In this connection it can be said that there is an important role of parents’, teachers’ and also the each member of the society to guide the students those who have mental illness or disorder related to their studies for the development of academic achievement and also for wellbeing. Some of the studies also supported this that parent and teacher have most important role to prevent the problem of students related to their mental health. Ministry of Education (British Columbia, 2001) outlined some important remediation as (i) systematic observation (ii) Meaningful communication with parents’ (iii) Effective collaboration and consultation with other service providers, and (iv) Taking action to support students in an informed way. The report of U.S. Department of Health and Human Services entitled by “promotion and prevention in mental health: strengthening parenting and enhancing child resilienceconcluded that Promotion and prevention programs for children work Research and practice indicate which programs work best and for which populations. Children’s mental health is the foundation on which they build their adult life. It is up to policy makers, in concert with parents and others who can help influence the outcome, to ensure that children have every opportunity to achieve the mental health status that will enable them to be successful, contributing members of their families, their communities, and their Nation.

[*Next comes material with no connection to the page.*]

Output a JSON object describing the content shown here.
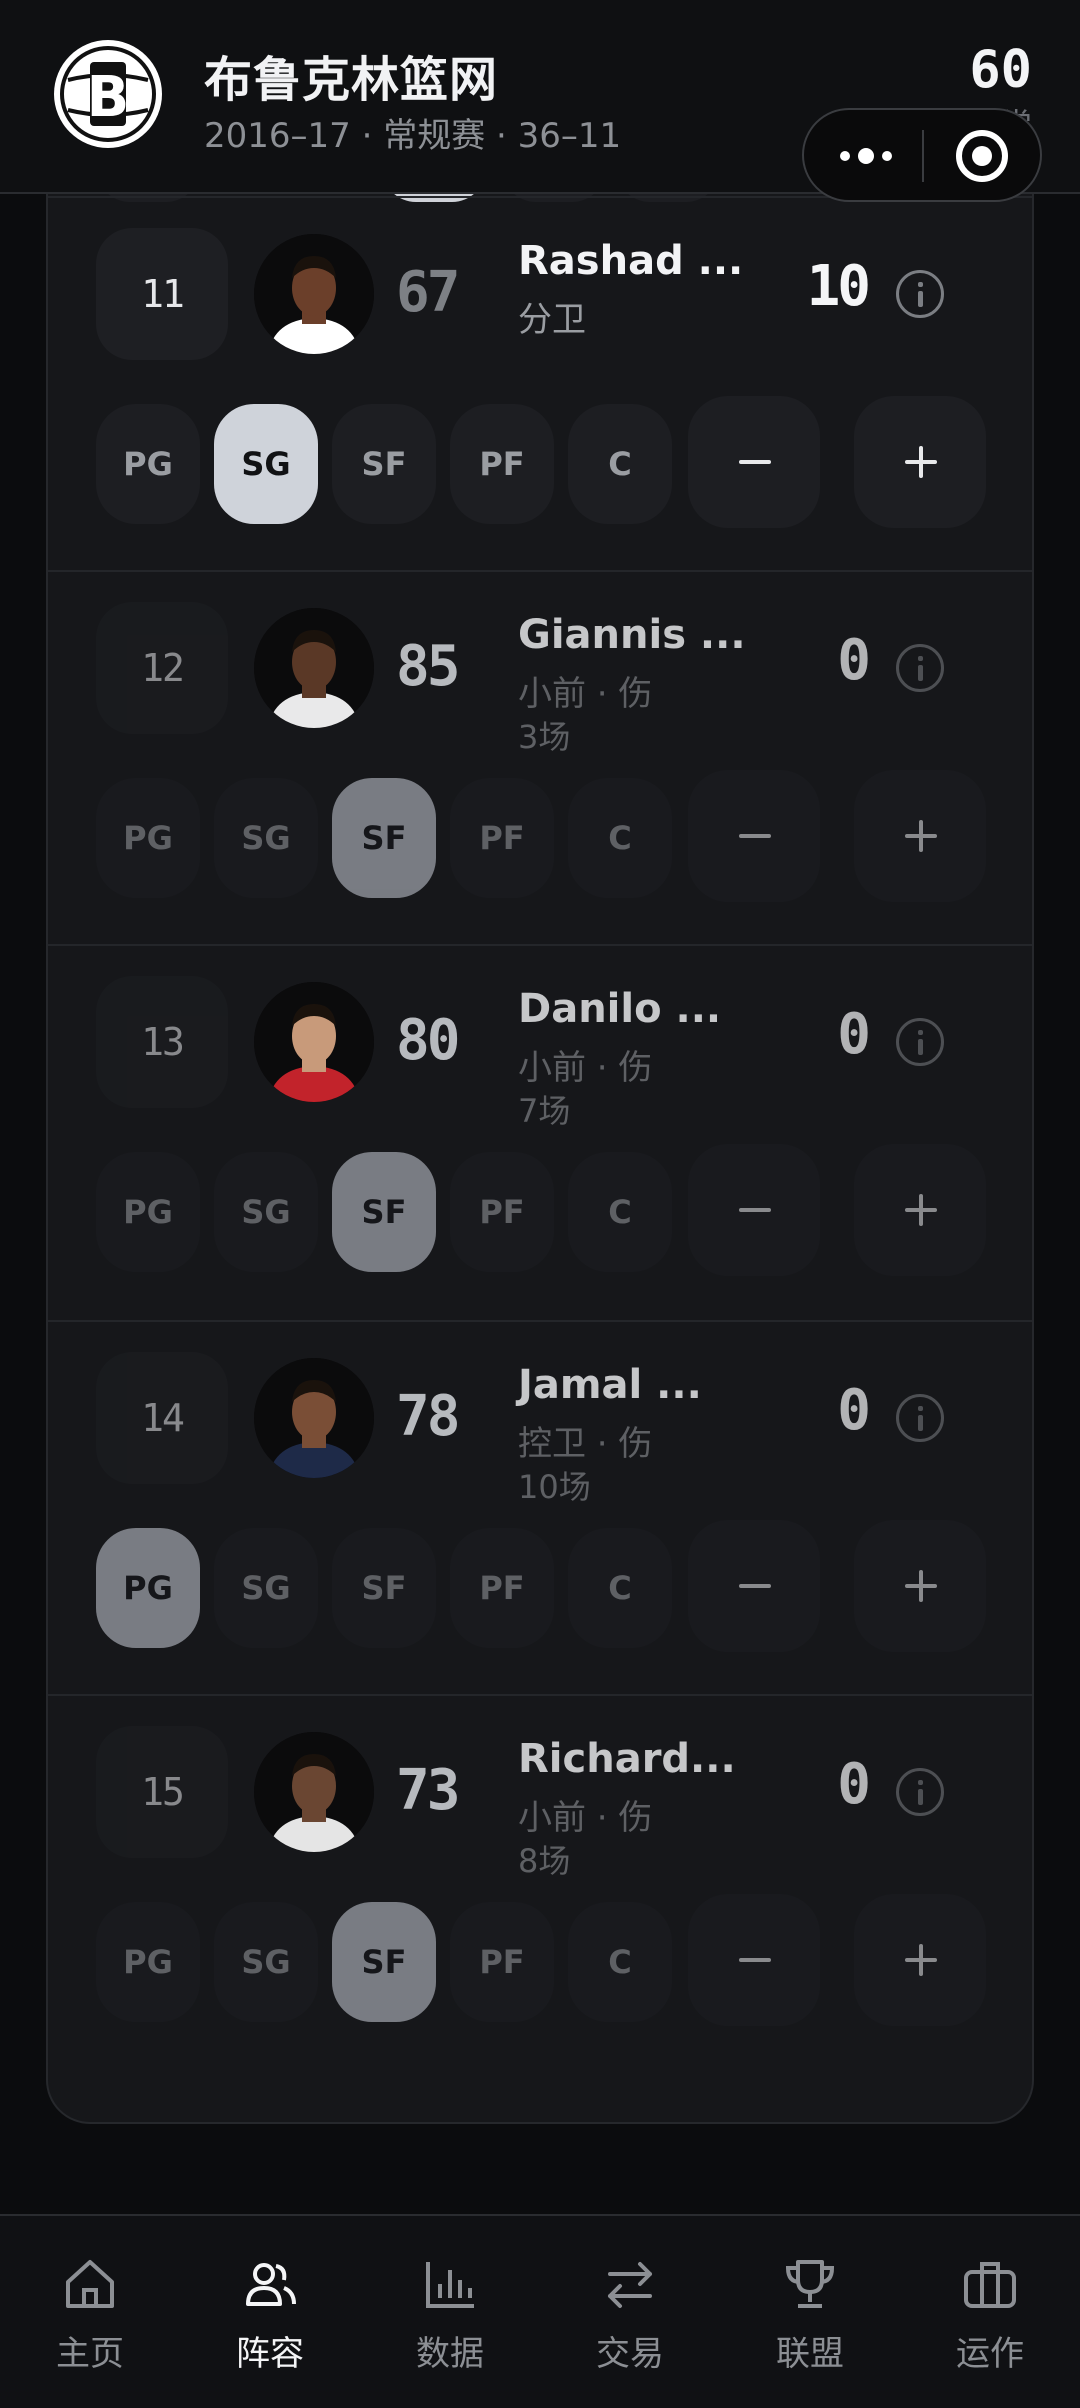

References

1.        Roeser, R. W., Eccles, J. S., & Strobel, K. R. (1998). Linking the study of schooling and mental health: Selected issues and empirical illustrations at the level of the individual. Educational Psychologist, 33, 153-176.

2.        Hunt, Justin, Daniel Eisenberg, and Amy M. Kilbourne. 2010. “Consequences of Receipt of a Psychiatric Diagnosis for Completion of College.” Psychiatric Services61:399–404.

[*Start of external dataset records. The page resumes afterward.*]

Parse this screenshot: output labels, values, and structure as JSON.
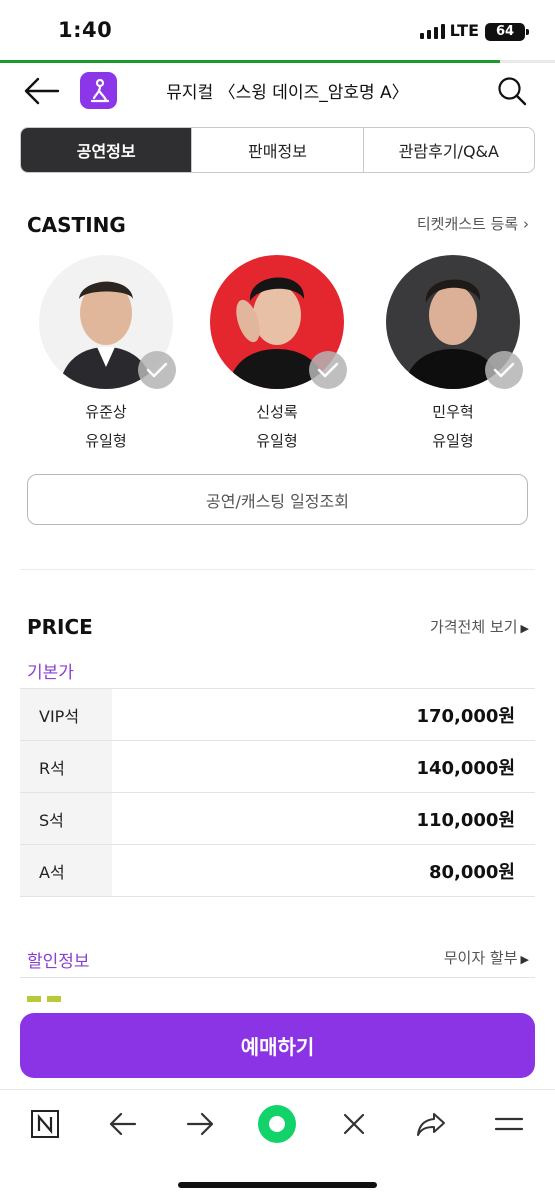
{
  "status_bar": {
    "time": "1:40",
    "network": "LTE",
    "battery": "64"
  },
  "header": {
    "title": "뮤지컬 〈스윙 데이즈_암호명 A〉"
  },
  "tabs": [
    {
      "label": "공연정보",
      "active": true
    },
    {
      "label": "판매정보",
      "active": false
    },
    {
      "label": "관람후기/Q&A",
      "active": false
    }
  ],
  "casting": {
    "heading": "CASTING",
    "link": "티켓캐스트 등록",
    "members": [
      {
        "name": "유준상",
        "role": "유일형",
        "icon": "check-icon"
      },
      {
        "name": "신성록",
        "role": "유일형",
        "icon": "check-icon"
      },
      {
        "name": "민우혁",
        "role": "유일형",
        "icon": "check-icon"
      }
    ],
    "schedule_button": "공연/캐스팅 일정조회"
  },
  "price": {
    "heading": "PRICE",
    "link": "가격전체 보기",
    "subheading": "기본가",
    "rows": [
      {
        "seat": "VIP석",
        "amount": "170,000원"
      },
      {
        "seat": "R석",
        "amount": "140,000원"
      },
      {
        "seat": "S석",
        "amount": "110,000원"
      },
      {
        "seat": "A석",
        "amount": "80,000원"
      }
    ]
  },
  "discount": {
    "heading": "할인정보",
    "link": "무이자 할부"
  },
  "cta": {
    "label": "예매하기"
  },
  "colors": {
    "accent": "#8a34e6",
    "tab_active": "#2f2f31",
    "progress": "#1a9b2c"
  },
  "browser_bar": [
    "naver-n-icon",
    "back-arrow-icon",
    "forward-arrow-icon",
    "green-home-icon",
    "close-icon",
    "share-icon",
    "menu-icon"
  ]
}
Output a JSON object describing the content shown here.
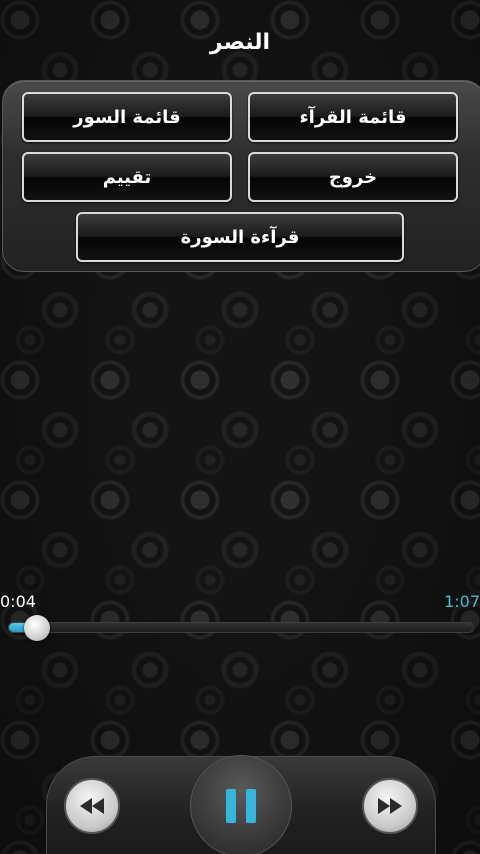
{
  "header": {
    "title": "النصر"
  },
  "menu": {
    "reciters_label": "قائمة القرآء",
    "surahs_label": "قائمة السور",
    "exit_label": "خروج",
    "rate_label": "تقييم",
    "read_label": "قرآءة السورة"
  },
  "player": {
    "current_time": "0:04",
    "total_time": "1:07",
    "progress_percent": 6
  },
  "controls": {
    "rewind_icon": "rewind-icon",
    "pause_icon": "pause-icon",
    "forward_icon": "fast-forward-icon"
  },
  "colors": {
    "accent": "#4fb6d6",
    "background": "#141414",
    "button_border": "#d9d9d9"
  }
}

3.        Johnson, Jeffrey G., Patricia Cohen, Bruce P. Dohrenwend, Bruce G. Link, and Judith S. Brook. 1999. “A Longitu-dinal Investigation of Social Causation and Social Selec-tion Processes Involved in the Association between Socioeconomic Status and Psychiatric Disorders.” Jour-nal of Abnormal Psychology 108: 490–499.

4.        Blechman, E.A., McEnroe, M.J., Carella, E.T., & Audette, D.P. (1986). Childhood competence and depression. Journal of Ab-normal Psychology, 95, 223 –227.

5.        Learner, D.G., & Kruger, L.J. (1997). Attachment, self-concept, and academic motivation in high-school students. American Journal of Orthopsychiatry, 67, 485 – 492.

6.        Lovejoy, M. Christine. 1996. “Social Inferences Regard-ing Inattentive-Overactive and Aggressive Child Behavior and their Effects on Teacher Reports of Discipline.” Journal of Clinical Child Psychology 25: 33–42.

7.        Rohde, Paul, Peter M. Lewinsohn, and John R. Seeley. 1991. “Comorbidity of Unipolar Depression: II. Comorbidity with Other Mental Disorders in Adoles-cents and Adults.” Journal of Abnormal Psychology 100: 214–222.

8.        Lewinsohn, Peter M., Paul Rohde, and John R. Seeley. 1995. “Adolescent Psychopathology: III. The Clini-cal Consequences of Comorbidity.” Journal of the American Academy of Child and Adolescent Psychia-try 34: 509–510.

9.        Tremblay, M., Inman, W. and Willms, J. D. (1998). The relationship between physical activity, self-esteem and academic achievement in twelve-year old children. Pediatric Exercise Science, 12: 312 – 324.

10.     Anand, S. P. (1989). Mental Health of High School Students. Indian Educational Review (IER), 24 (2): 14 – 24.

11.     Kaplan, D. S. et al. (2005). School related stress in early adolescence and academic performance three years later: The conditional influence of self-expectations. Journal of Social Psychology of Education, 8 (1): 3 – 17.

12.     DeSocio, J. and Hootman, J. (2004). Children’s mental health and school success. The Journal of School Nursing20(4):189-196.

13.     Gall, G. et al. (2000). Utility of psychosocial screening at a school-based health center. The Journal of School Health 70(7):292-298

14.     Masi, G. et al. (2001). Depressive symptoms and academic self-image in adolescence. Psychopathology 34:57-61.

15.     Jafri, S. (2011). Impact of Family Climate, Mental; Health, Study Habits, and Self-Confidence on the academic achievement of Senior Secondary Students. Unpublished Ph.D. Thesis, Education Department, Aligarh Muslim University, Aligarh, 107-112